“No chance. We’re too old,” Belgium’s star midfielder Kevin de Bruyne told the Guardian when asked if his country could win the World Cup.
Just a tad defeatist you might think for your best player to say, and Belgium almost felt determined to prove him right with a listless display in a 2-0 defeat to Morocco.
“Our chance was in 2018. We have a good team, but it’s ageing. We lost some key players. We have some good new players coming, but they’re not at the level other players were in 2018,” De Bruyne said.
Is he right? Belgium have only the fifth oldest squad in the tournament at an average age of 27.8, although the older Brazil’s average age is brought up a lot by Dani Alves (39) and Thiago Silva (38).
The average age of Belgium’s starting line-up in both of their games so far has been 29.9, and they were outfought by a Morocco team with an average age of 27 and who started only two players over the age of 30.
Of those players, Belgium have some 30-plus-year-olds with a lot of mileage on the clock. Eden Hazard may only be 31 but it’s sad watching him struggle to beat a man after watching him torment defences week-to-week in the Premier League for many years, but maybe it is to be expected when the winger was playing 60 games a year from age 19.
Those who watched the dynamic Angel Di Maria (34) in the 2014 World Cup will wonder where that player is gone. Luis Suarez and Edinson Cavani (both 35) are no longer the all-action dynamos they once were, while Liverpool’s Darwin Nunez (23) was pushed wide against South Korea.
Some old-timers like Olivier Giroud (36), Thiago Silva and the great Lionel Messi (35) have raged against the dying light of their international careers but in general, fortune has favoured the bravery of the managers that chose youth over experience at this World Cup so far.
Look no further than Luis Enrique’s Spain team, as the manager left Sergio Ramos (36), Thiago (31) at home, with Koke (30) on the bench, in favour of Pedri (20) and Gavi (18) as advanced midfielders in a 4-3-3, albeit with the experience of Sergio Busquets (34) behind them.

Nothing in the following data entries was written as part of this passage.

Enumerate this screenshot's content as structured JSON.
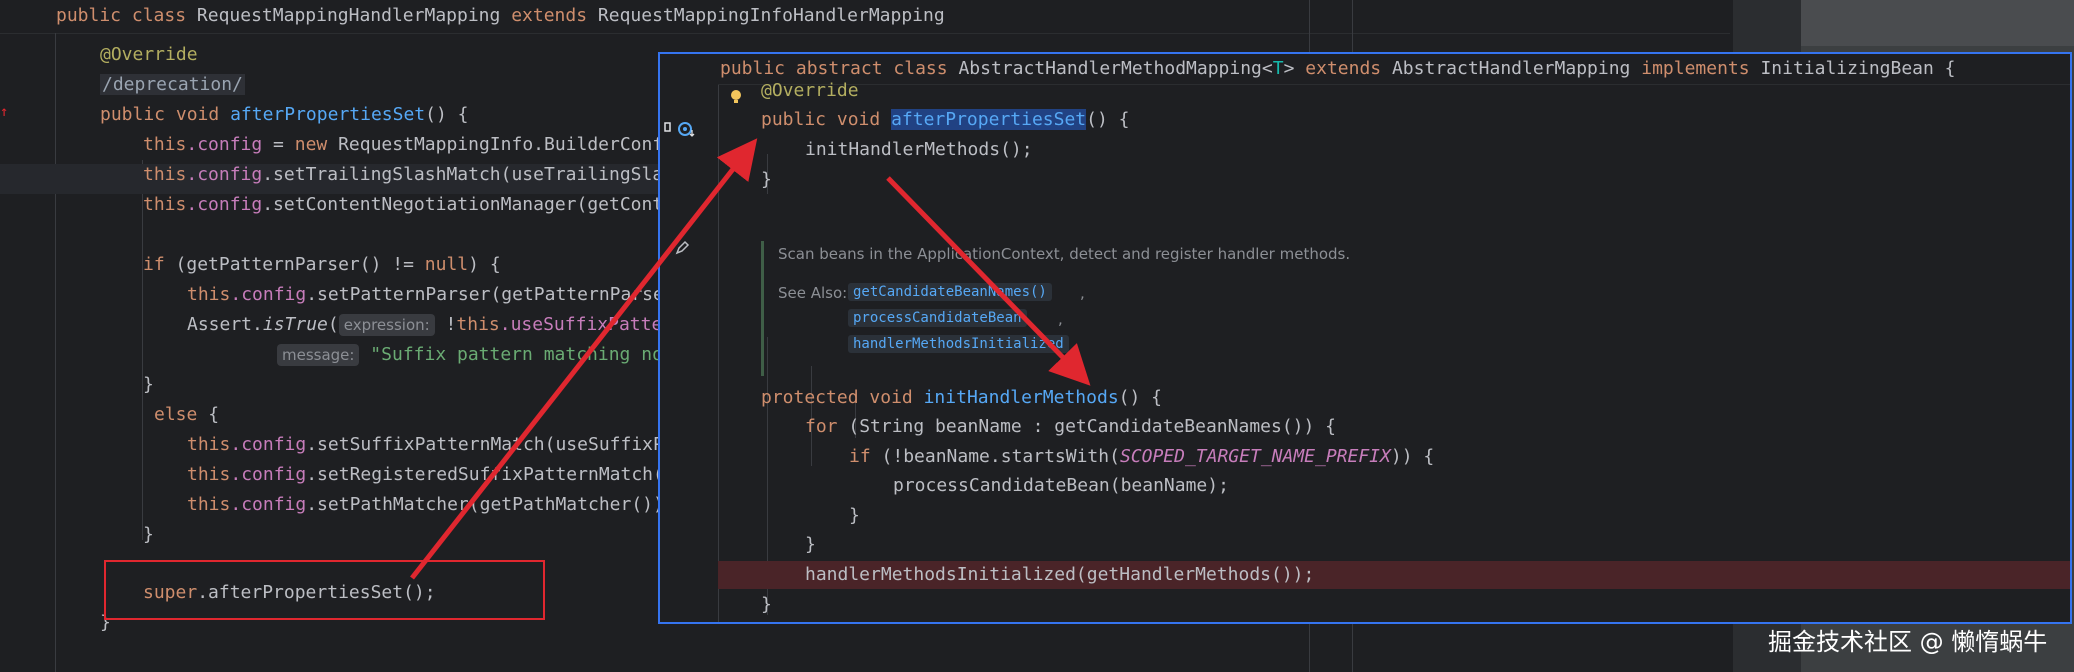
{
  "left": {
    "header": {
      "kw1": "public",
      "kw2": "class",
      "class_name": "RequestMappingHandlerMapping",
      "kw3": "extends",
      "parent": "RequestMappingInfoHandlerMapping"
    },
    "override": "@Override",
    "deprecation": "/deprecation/",
    "sig": {
      "kw1": "public",
      "kw2": "void",
      "name": "afterPropertiesSet",
      "rest": "() {"
    },
    "l1": {
      "this": "this",
      "field": ".config",
      "rest": " = ",
      "kw": "new",
      "rest2": " RequestMappingInfo.BuilderConf"
    },
    "l2": {
      "this": "this",
      "field": ".config",
      "rest": ".setTrailingSlashMatch(useTrailingSla"
    },
    "l3": {
      "this": "this",
      "field": ".config",
      "rest": ".setContentNegotiationManager(getCont"
    },
    "l4": {
      "kw": "if",
      "rest": " (getPatternParser() != ",
      "kw2": "null",
      "rest2": ") {"
    },
    "l5": {
      "this": "this",
      "field": ".config",
      "rest": ".setPatternParser(getPatternParse"
    },
    "l6": {
      "pre": "Assert.",
      "fn": "isTrue",
      "rest": "(",
      "hint": "expression:",
      "rest2": " !",
      "this": "this",
      "field": ".useSuffixPatte"
    },
    "l7": {
      "hint": "message:",
      "str": " \"Suffix pattern matching not"
    },
    "close1": "}",
    "else": "else",
    "else_brace": " {",
    "l8": {
      "this": "this",
      "field": ".config",
      "rest": ".setSuffixPatternMatch(useSuffixP"
    },
    "l9": {
      "this": "this",
      "field": ".config",
      "rest": ".setRegisteredSuffixPatternMatch("
    },
    "l10": {
      "this": "this",
      "field": ".config",
      "rest": ".setPathMatcher(getPathMatcher())"
    },
    "close2": "}",
    "super_line": {
      "kw": "super",
      "rest": ".afterPropertiesSet();"
    },
    "close3": "}"
  },
  "popup": {
    "header": {
      "kw1": "public",
      "kw2": "abstract",
      "kw3": "class",
      "name": "AbstractHandlerMethodMapping",
      "lt": "<",
      "tparam": "T",
      "gt": ">",
      "kw4": "extends",
      "parent": "AbstractHandlerMapping",
      "kw5": "implements",
      "iface": "InitializingBean",
      "brace": " {"
    },
    "override": "@Override",
    "sig": {
      "kw1": "public",
      "kw2": "void",
      "name": "afterPropertiesSet",
      "rest": "() {"
    },
    "call1": "initHandlerMethods();",
    "close1": "}",
    "doc": {
      "summary": "Scan beans in the ApplicationContext, detect and register handler methods.",
      "see_also": "See Also:",
      "link1": "getCandidateBeanNames()",
      "link2": "processCandidateBean",
      "link3": "handlerMethodsInitialized",
      "comma": ","
    },
    "sig2": {
      "kw1": "protected",
      "kw2": "void",
      "name": "initHandlerMethods",
      "rest": "() {"
    },
    "for_line": {
      "kw": "for",
      "rest": " (String beanName : getCandidateBeanNames()) {"
    },
    "if_line": {
      "kw": "if",
      "rest": " (!beanName.startsWith(",
      "const": "SCOPED_TARGET_NAME_PREFIX",
      "rest2": ")) {"
    },
    "process_line": "processCandidateBean(beanName);",
    "close_if": "}",
    "close_for": "}",
    "handler_line": "handlerMethodsInitialized(getHandlerMethods());",
    "close_method": "}"
  },
  "watermark": "掘金技术社区 @ 懒惰蜗牛",
  "colors": {
    "background": "#1e1f22",
    "keyword": "#cf8e6d",
    "function": "#56a8f5",
    "annotation": "#b3ae60",
    "string": "#6aab73",
    "field": "#c77dbb",
    "popup_border": "#3574f0",
    "error_line": "#4a2428",
    "arrow": "#e0272f"
  }
}
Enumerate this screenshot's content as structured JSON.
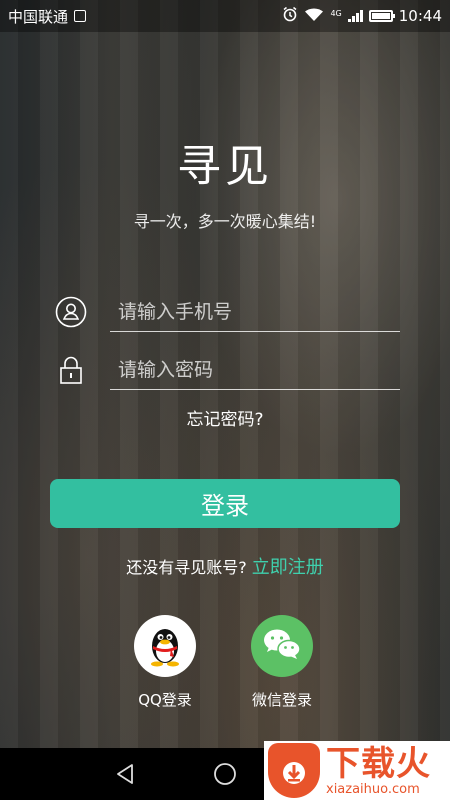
{
  "status_bar": {
    "carrier": "中国联通",
    "network_type": "4G",
    "time": "10:44"
  },
  "app": {
    "title": "寻见",
    "subtitle": "寻一次，多一次暖心集结!"
  },
  "form": {
    "phone_placeholder": "请输入手机号",
    "password_placeholder": "请输入密码",
    "forgot_label": "忘记密码?",
    "login_label": "登录"
  },
  "register": {
    "prompt": "还没有寻见账号?",
    "link_label": "立即注册"
  },
  "social": {
    "qq_label": "QQ登录",
    "wechat_label": "微信登录"
  },
  "watermark": {
    "text": "下载火",
    "url": "xiazaihuo.com"
  },
  "colors": {
    "accent": "#33bfa0",
    "link": "#3fd0ad",
    "wechat": "#5cc165",
    "watermark": "#e8542b"
  }
}
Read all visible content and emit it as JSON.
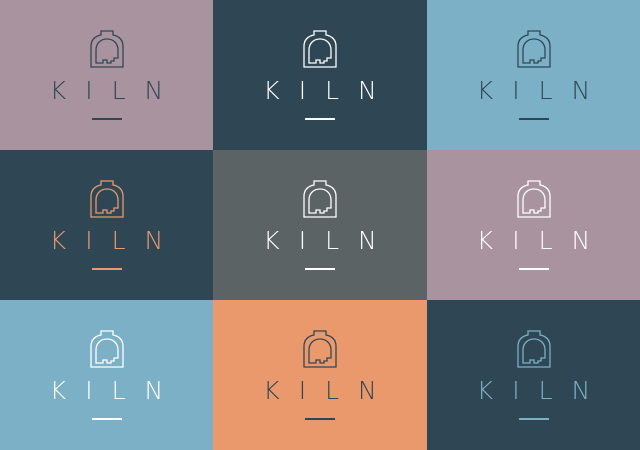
{
  "brand_name": "KILN",
  "icon": "kiln-furnace-icon",
  "palette": {
    "mauve": "#a9939f",
    "navy": "#2f4755",
    "sky": "#7cb0c6",
    "slate": "#5b6364",
    "orange": "#e9996c"
  },
  "tiles": [
    {
      "id": "tile-1",
      "background": "#a9939f",
      "foreground": "#2f4755",
      "label": "KILN"
    },
    {
      "id": "tile-2",
      "background": "#2f4755",
      "foreground": "#ffffff",
      "label": "KILN"
    },
    {
      "id": "tile-3",
      "background": "#7cb0c6",
      "foreground": "#2f4755",
      "label": "KILN"
    },
    {
      "id": "tile-4",
      "background": "#2f4755",
      "foreground": "#e9996c",
      "label": "KILN"
    },
    {
      "id": "tile-5",
      "background": "#5b6364",
      "foreground": "#ffffff",
      "label": "KILN"
    },
    {
      "id": "tile-6",
      "background": "#a9939f",
      "foreground": "#ffffff",
      "label": "KILN"
    },
    {
      "id": "tile-7",
      "background": "#7cb0c6",
      "foreground": "#ffffff",
      "label": "KILN"
    },
    {
      "id": "tile-8",
      "background": "#e9996c",
      "foreground": "#2f4755",
      "label": "KILN"
    },
    {
      "id": "tile-9",
      "background": "#2f4755",
      "foreground": "#7cb0c6",
      "label": "KILN"
    }
  ]
}
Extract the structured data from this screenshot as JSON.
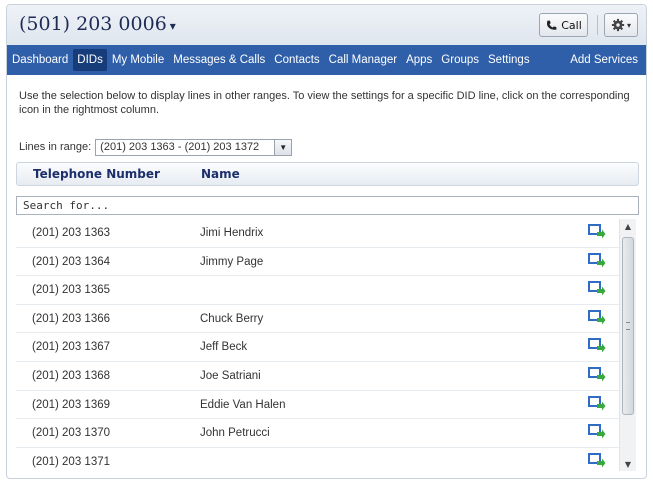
{
  "header": {
    "phone": "(501) 203 0006",
    "caret": "▾",
    "call_label": "Call",
    "gear_caret": "▾"
  },
  "nav": {
    "items": [
      "Dashboard",
      "DIDs",
      "My Mobile",
      "Messages & Calls",
      "Contacts",
      "Call Manager",
      "Apps",
      "Groups",
      "Settings",
      "Add Services"
    ],
    "active": "DIDs"
  },
  "intro": "Use the selection below to display lines in other ranges. To view the settings for a specific DID line, click on the corresponding icon in the rightmost column.",
  "range": {
    "label": "Lines in range:",
    "value": "(201) 203 1363 - (201) 203 1372"
  },
  "table": {
    "columns": [
      "Telephone Number",
      "Name"
    ],
    "search_placeholder": "Search for...",
    "rows": [
      {
        "number": "(201) 203 1363",
        "name": "Jimi Hendrix"
      },
      {
        "number": "(201) 203 1364",
        "name": "Jimmy Page"
      },
      {
        "number": "(201) 203 1365",
        "name": ""
      },
      {
        "number": "(201) 203 1366",
        "name": "Chuck Berry"
      },
      {
        "number": "(201) 203 1367",
        "name": "Jeff Beck"
      },
      {
        "number": "(201) 203 1368",
        "name": "Joe Satriani"
      },
      {
        "number": "(201) 203 1369",
        "name": "Eddie Van Halen"
      },
      {
        "number": "(201) 203 1370",
        "name": "John Petrucci"
      },
      {
        "number": "(201) 203 1371",
        "name": ""
      }
    ],
    "row_icon": "line-settings-icon"
  },
  "colors": {
    "nav_bg": "#2f5fa9",
    "nav_active": "#173c7a",
    "header_text": "#1c2f6b",
    "icon_blue": "#2f6cc4",
    "icon_green": "#3aa840"
  }
}
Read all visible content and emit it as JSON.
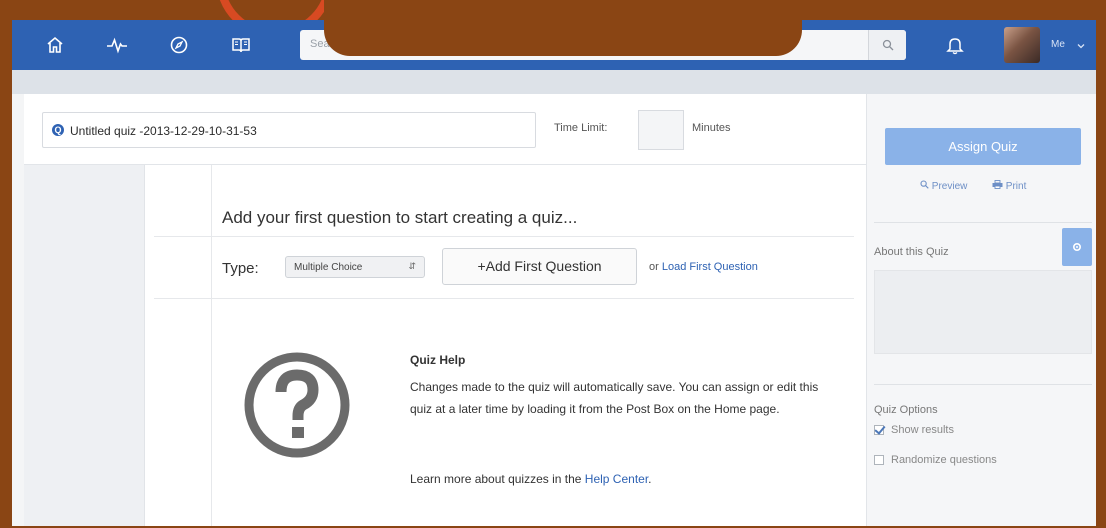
{
  "nav": {
    "search_placeholder": "Search",
    "user_label": "Me",
    "icons": [
      "home-icon",
      "activity-icon",
      "compass-icon",
      "book-icon",
      "search-icon",
      "bell-icon",
      "chevron-down-icon"
    ]
  },
  "quiz": {
    "title": "Untitled quiz -2013-12-29-10-31-53",
    "time_limit_label": "Time Limit:",
    "time_limit_value": "",
    "minutes_label": "Minutes"
  },
  "builder": {
    "heading": "Add your first question to start creating a quiz...",
    "type_label": "Type:",
    "type_selected": "Multiple Choice",
    "add_first_question_button": "+Add First Question",
    "or_text": "or",
    "load_first_question_link": "Load First Question"
  },
  "help": {
    "title": "Quiz Help",
    "body": "Changes made to the quiz will automatically save. You can assign or edit this quiz at a later time by loading it from the Post Box on the Home page.",
    "more_text": "Learn more about quizzes in the",
    "more_link": "Help Center",
    "more_suffix": "."
  },
  "sidebar": {
    "assign_button": "Assign Quiz",
    "preview_link": "Preview",
    "print_link": "Print",
    "about_label": "About this Quiz",
    "options_label": "Quiz Options",
    "options": [
      {
        "label": "Show results",
        "checked": true
      },
      {
        "label": "Randomize questions",
        "checked": false
      }
    ]
  },
  "colors": {
    "navbar": "#2e62b3",
    "accent_button": "#8ab2e8",
    "link": "#2e62b3",
    "background_border": "#8a4514",
    "annotation_circle": "#d84a22"
  }
}
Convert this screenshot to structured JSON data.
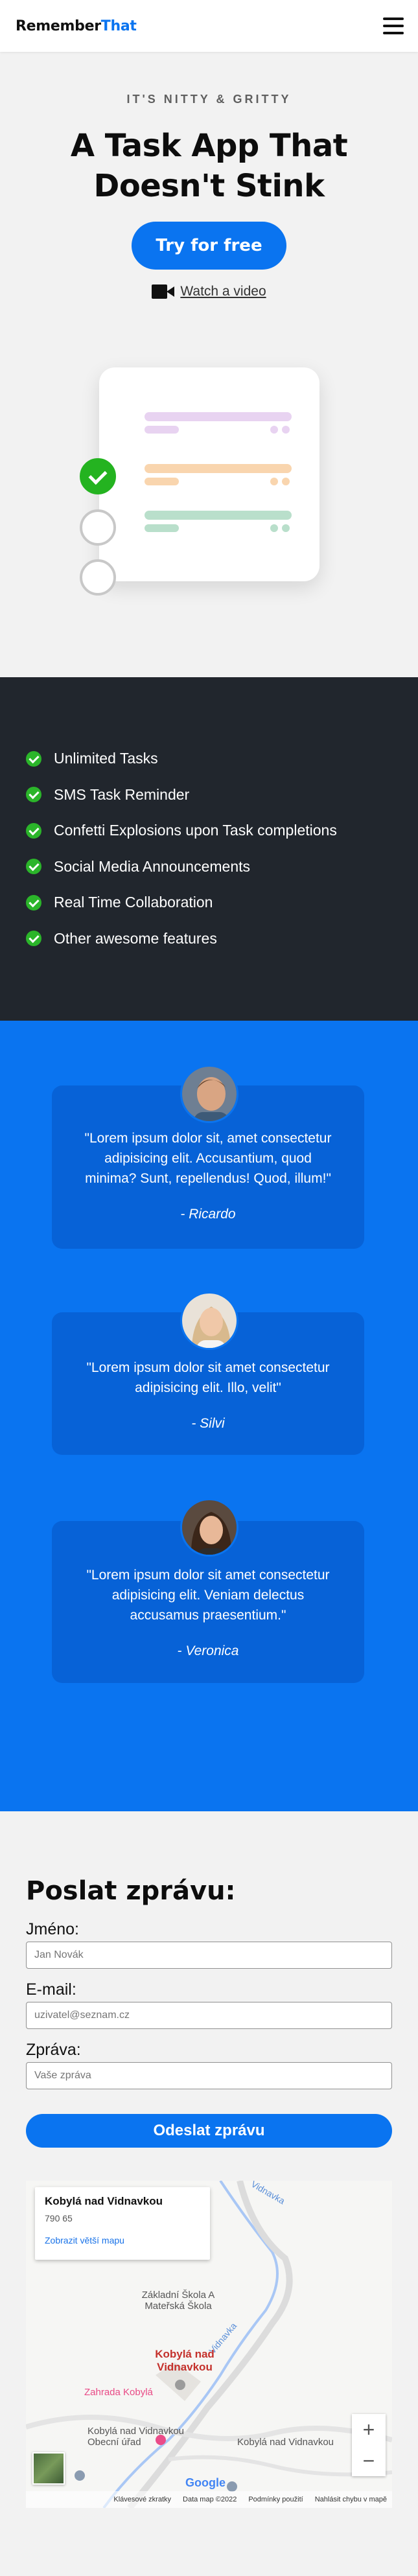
{
  "header": {
    "logo_part1": "Remember",
    "logo_part2": "That"
  },
  "hero": {
    "tagline": "IT'S NITTY & GRITTY",
    "title_line1": "A Task App That",
    "title_line2": "Doesn't Stink",
    "cta_label": "Try for free",
    "watch_label": "Watch a video",
    "colors": {
      "accent": "#0a74f0",
      "check": "#24b320"
    },
    "tasks": [
      {
        "checked": true,
        "bar_color": "#e8d3f1",
        "dot_color": "#e8d3f1"
      },
      {
        "checked": false,
        "bar_color": "#f9d5ae",
        "dot_color": "#f9d5ae"
      },
      {
        "checked": false,
        "bar_color": "#b9dfcb",
        "dot_color": "#b9dfcb"
      }
    ]
  },
  "features": {
    "items": [
      "Unlimited Tasks",
      "SMS Task Reminder",
      "Confetti Explosions upon Task completions",
      "Social Media Announcements",
      "Real Time Collaboration",
      "Other awesome features"
    ]
  },
  "testimonials": [
    {
      "quote": "\"Lorem ipsum dolor sit, amet consectetur adipisicing elit. Accusantium, quod minima? Sunt, repellendus! Quod, illum!\"",
      "author": "- Ricardo"
    },
    {
      "quote": "\"Lorem ipsum dolor sit amet consectetur adipisicing elit. Illo, velit\"",
      "author": "- Silvi"
    },
    {
      "quote": "\"Lorem ipsum dolor sit amet consectetur adipisicing elit. Veniam delectus accusamus praesentium.\"",
      "author": "- Veronica"
    }
  ],
  "form": {
    "title": "Poslat zprávu:",
    "name_label": "Jméno:",
    "name_placeholder": "Jan Novák",
    "email_label": "E-mail:",
    "email_placeholder": "uzivatel@seznam.cz",
    "message_label": "Zpráva:",
    "message_placeholder": "Vaše zpráva",
    "submit_label": "Odeslat zprávu"
  },
  "map": {
    "place_name": "Kobylá nad Vidnavkou",
    "zip": "790 65",
    "larger_map_link": "Zobrazit větší mapu",
    "poi_school": "Základní Škola A Mateřská Škola",
    "poi_village": "Kobylá nad Vidnavkou",
    "poi_garden": "Zahrada Kobylá",
    "poi_office": "Kobylá nad Vidnavkou Obecní úřad",
    "poi_office2": "Kobylá nad Vidnavkou",
    "river": "Vidnavka",
    "river2": "Vidnavka",
    "zoom_in": "+",
    "zoom_out": "−",
    "brand": "Google",
    "footer": [
      "Klávesové zkratky",
      "Data map ©2022",
      "Podmínky použití",
      "Nahlásit chybu v mapě"
    ]
  }
}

Gavi became the youngest World Cup scorer in Spain’s history against Costa Rica and Pedri has impressed with his magnificent ball retention. One player who certainly stood up to the Spanish threat, though, was Germany’s exceptionally talented Jamal Musiala (19), who has also been superb so far despite a tough start to the World Cup for the Germans.
Despite his critics, Gareth Southgate has trusted in Jude Bellingham (19) and Bukayo Saka (21) and they ran amok against Iran in the opening game, scoring three goals between them. While Messi understandably got the plaudits against Mexico, it was the substitution of Enzo Fernandez (21) for Argentina that changed the game and sealed the victory with a goal. Netherlands have relied on Cody Gakpo (23) for inspiration, while Ghana’s Mohammed Kudus’ (22) grandiose claim of being as good as Neymar does not seem so farfetched now.
Two of the favourites, France and Brazil, are looking to their blistering quick left-wingers to break the deadlock in games – PSG’s Kylian Mbappé (23) has carried the weight of France on his broad shoulders, while given Neymar’s injury Brazil are looking to Real Madrid’s Vinicius Jnr (22) for inspiration in attack. At the base of France’s midfield Aurélien Tchouaméni (22) has held his own stepping into the boots of injured Ngolo Kante in Didier Deschamps’ engine room.
Mbappé, who was born after “El Fenomeno” Ronaldo wowed the World Cup for Brazil in 1998, is similarly electric with the ball at his feet. “Kylian doesn’t speak, he’s not very talkative, but he’s like a steam train on the pitch and gets the crowd going,” French manager Deschamps said. “Opponents have to rethink their structure when coming up against Kylian.”
Mbappé scored and assisted against Australia and scored two goals against Denmark. He plays with the swagger of a man who knows now is his time and stage to shine, just like Pedri when he came up against the fearsome German midfield. The next generation is here.